“We would hate to spend a lot of time coming up with an idea if the approach wasn’t really economically viable. Then it would just be an interesting science project.”—Amy Francetic
It can be difficult for founders to know what kinds of funding is the best fit for their startup. Let’s dive into the different kinds of funding available for climate tech.
The fundamental goal of venture capital firms is to invest in startups and technologies that will provide significant economic returns for the firm. For climate tech VC firms, your technology must help reduce carbon emissions, but the emphasis is still on the scalability and profitability of your product. For example, Buoyant Ventures looks for at least 5x returns on their investments. VC funding is most appropriate for technologies with a clear time horizon to become profitable.
Government funding is ideal for technology that is still in the research and development stage and is not yet ready for commercialization. Unlike VC funding, there is not an expectation of the technology being profitable or scalable;the expectation is to use the funding to conduct research and make improvements on your technology. After receiving the research grant, a potential end goal is selling the technology to a large company. ARPA-E is a common place for government funding in the climate tech space.
Why is this distinction important?

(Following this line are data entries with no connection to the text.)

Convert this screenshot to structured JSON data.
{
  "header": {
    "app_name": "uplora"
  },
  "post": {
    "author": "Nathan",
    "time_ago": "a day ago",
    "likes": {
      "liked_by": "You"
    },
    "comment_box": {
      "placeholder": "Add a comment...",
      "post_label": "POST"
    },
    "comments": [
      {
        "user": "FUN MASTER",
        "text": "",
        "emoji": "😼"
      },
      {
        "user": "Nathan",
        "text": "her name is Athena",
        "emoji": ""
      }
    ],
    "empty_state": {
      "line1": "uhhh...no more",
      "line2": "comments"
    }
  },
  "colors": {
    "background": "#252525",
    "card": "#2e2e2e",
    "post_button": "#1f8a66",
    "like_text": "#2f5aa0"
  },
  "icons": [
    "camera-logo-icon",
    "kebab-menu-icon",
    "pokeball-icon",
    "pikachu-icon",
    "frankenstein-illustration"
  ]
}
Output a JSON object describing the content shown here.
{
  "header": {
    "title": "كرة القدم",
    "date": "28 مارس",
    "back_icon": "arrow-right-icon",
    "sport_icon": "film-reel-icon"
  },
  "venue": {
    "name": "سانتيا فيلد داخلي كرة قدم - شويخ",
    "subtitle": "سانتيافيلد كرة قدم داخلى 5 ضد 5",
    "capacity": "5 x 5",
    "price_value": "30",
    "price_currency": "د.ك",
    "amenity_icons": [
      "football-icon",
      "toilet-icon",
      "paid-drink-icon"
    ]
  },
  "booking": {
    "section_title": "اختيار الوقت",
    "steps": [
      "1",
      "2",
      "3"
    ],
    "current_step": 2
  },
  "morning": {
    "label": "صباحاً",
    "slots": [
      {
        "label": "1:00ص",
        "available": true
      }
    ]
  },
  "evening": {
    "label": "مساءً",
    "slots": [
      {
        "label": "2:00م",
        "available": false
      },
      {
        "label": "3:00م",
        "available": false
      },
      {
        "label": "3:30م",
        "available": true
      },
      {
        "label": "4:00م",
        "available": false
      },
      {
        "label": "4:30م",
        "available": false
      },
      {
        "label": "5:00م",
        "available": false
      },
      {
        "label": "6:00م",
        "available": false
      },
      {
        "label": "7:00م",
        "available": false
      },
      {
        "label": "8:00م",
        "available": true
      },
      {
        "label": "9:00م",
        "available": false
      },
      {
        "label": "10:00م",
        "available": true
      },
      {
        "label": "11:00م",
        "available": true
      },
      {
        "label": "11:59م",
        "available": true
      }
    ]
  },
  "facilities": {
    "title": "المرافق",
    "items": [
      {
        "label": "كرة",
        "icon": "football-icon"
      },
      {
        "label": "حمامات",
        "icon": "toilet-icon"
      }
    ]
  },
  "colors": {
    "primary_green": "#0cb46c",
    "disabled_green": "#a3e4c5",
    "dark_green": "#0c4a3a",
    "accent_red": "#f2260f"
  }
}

According to Francetic, a key mistake that many VCs and founders have made in the past, and continue to make today, is not understanding when VC funding is a good fit for a product and when it is not. Many technologies in the climate tech space are scientifically groundbreaking but not economically viable or scalable. For these technologies, research grants are more appropriate than VC funding.
“We would hate to spend a lot of time coming up with an idea if the approach wasn’t really economically viable. Then it would just be an interesting science project,” says Francetic.
On the flip side, many technologies are ready for commercialization and have the potential to be profitable. These technologies would significantly benefit from VC funding and mentorship.
In summary, it can be difficult to navigate entering the climate tech space. You first need to consider why you want to enter climate tech as opposed to other industries. There are also many different facets to climate tech and different areas for innovation. Knowing what your strengths and your skills are can help you identify which area of innovation to contribute to. Finally, understanding how funding works in climate tech is important so that you can attract the right funding for your startup.